Top of Data supplied
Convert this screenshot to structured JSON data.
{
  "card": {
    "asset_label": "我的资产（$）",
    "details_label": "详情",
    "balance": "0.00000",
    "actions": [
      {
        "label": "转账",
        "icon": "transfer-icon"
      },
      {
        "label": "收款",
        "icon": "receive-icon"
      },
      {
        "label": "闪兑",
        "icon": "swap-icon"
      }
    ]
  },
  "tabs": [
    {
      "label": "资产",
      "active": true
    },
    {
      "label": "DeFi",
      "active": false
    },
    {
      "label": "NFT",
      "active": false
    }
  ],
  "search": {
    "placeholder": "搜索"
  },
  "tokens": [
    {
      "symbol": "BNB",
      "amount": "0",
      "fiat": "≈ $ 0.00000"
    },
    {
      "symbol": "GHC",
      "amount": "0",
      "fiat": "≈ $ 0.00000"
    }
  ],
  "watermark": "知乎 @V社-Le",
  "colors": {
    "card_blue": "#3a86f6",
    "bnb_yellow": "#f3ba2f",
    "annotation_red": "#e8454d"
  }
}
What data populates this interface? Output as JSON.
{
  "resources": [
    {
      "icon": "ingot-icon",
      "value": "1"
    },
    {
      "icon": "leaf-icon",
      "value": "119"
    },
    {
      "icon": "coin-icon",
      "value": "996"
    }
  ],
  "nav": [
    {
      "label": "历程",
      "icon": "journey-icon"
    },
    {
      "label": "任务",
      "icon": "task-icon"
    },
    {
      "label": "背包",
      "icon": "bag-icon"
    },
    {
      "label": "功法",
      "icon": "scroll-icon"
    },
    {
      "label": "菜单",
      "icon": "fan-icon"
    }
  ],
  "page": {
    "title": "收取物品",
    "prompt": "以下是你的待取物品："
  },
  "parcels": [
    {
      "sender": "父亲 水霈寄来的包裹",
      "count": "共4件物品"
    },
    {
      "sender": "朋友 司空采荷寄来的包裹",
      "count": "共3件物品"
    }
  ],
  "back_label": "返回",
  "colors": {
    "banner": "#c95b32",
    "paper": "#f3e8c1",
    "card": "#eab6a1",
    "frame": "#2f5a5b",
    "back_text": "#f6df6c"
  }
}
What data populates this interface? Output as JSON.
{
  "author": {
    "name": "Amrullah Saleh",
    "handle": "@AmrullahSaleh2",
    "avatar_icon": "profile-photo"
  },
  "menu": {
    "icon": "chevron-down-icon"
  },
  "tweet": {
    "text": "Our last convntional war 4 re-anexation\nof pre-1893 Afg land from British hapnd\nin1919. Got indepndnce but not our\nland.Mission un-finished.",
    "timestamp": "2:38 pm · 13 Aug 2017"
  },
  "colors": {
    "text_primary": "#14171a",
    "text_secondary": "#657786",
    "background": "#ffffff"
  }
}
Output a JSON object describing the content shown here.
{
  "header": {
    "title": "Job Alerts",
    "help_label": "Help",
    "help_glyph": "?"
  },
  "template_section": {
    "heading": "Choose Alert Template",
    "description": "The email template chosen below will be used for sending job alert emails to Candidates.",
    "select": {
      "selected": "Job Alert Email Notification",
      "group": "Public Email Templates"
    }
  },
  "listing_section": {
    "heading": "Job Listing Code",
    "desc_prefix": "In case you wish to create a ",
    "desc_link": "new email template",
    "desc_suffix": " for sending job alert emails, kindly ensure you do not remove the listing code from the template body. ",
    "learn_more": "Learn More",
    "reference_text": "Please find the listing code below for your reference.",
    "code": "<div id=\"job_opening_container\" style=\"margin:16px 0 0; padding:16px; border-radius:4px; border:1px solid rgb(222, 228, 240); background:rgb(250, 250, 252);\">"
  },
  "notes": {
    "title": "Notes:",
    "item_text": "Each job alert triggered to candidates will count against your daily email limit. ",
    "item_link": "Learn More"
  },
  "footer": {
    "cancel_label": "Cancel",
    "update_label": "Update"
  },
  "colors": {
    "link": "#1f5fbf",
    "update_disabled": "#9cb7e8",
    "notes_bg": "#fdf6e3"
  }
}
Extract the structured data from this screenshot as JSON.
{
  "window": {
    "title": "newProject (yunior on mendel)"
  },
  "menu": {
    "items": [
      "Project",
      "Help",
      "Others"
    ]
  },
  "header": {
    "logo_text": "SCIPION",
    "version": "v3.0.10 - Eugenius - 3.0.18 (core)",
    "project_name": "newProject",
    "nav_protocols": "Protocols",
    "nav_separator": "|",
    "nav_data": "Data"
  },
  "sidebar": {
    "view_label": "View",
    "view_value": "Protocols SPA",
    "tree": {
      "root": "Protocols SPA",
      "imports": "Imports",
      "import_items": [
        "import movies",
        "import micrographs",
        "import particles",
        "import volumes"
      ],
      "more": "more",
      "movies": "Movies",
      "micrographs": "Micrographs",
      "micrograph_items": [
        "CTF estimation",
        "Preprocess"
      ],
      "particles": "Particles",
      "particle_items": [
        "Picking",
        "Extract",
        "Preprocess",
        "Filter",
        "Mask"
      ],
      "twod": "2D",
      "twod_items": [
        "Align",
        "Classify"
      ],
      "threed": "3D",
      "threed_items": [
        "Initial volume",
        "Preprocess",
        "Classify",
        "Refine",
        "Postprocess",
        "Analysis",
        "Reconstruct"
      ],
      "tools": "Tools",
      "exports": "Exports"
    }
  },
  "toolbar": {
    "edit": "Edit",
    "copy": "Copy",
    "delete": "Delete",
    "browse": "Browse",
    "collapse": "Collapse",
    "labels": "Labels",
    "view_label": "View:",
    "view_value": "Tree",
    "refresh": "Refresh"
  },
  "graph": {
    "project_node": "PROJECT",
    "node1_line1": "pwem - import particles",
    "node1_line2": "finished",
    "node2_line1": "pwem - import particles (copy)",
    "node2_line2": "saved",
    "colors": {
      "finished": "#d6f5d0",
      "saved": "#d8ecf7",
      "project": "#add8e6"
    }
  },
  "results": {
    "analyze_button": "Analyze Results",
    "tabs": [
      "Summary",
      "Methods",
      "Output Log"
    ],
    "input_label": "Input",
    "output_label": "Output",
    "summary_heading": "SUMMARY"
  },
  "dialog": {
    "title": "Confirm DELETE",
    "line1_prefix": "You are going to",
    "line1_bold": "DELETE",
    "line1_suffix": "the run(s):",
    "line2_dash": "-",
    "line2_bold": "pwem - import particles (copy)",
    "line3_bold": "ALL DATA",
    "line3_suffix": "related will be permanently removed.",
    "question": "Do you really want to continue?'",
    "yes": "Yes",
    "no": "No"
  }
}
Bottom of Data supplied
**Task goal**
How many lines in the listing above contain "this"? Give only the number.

**Response box**
4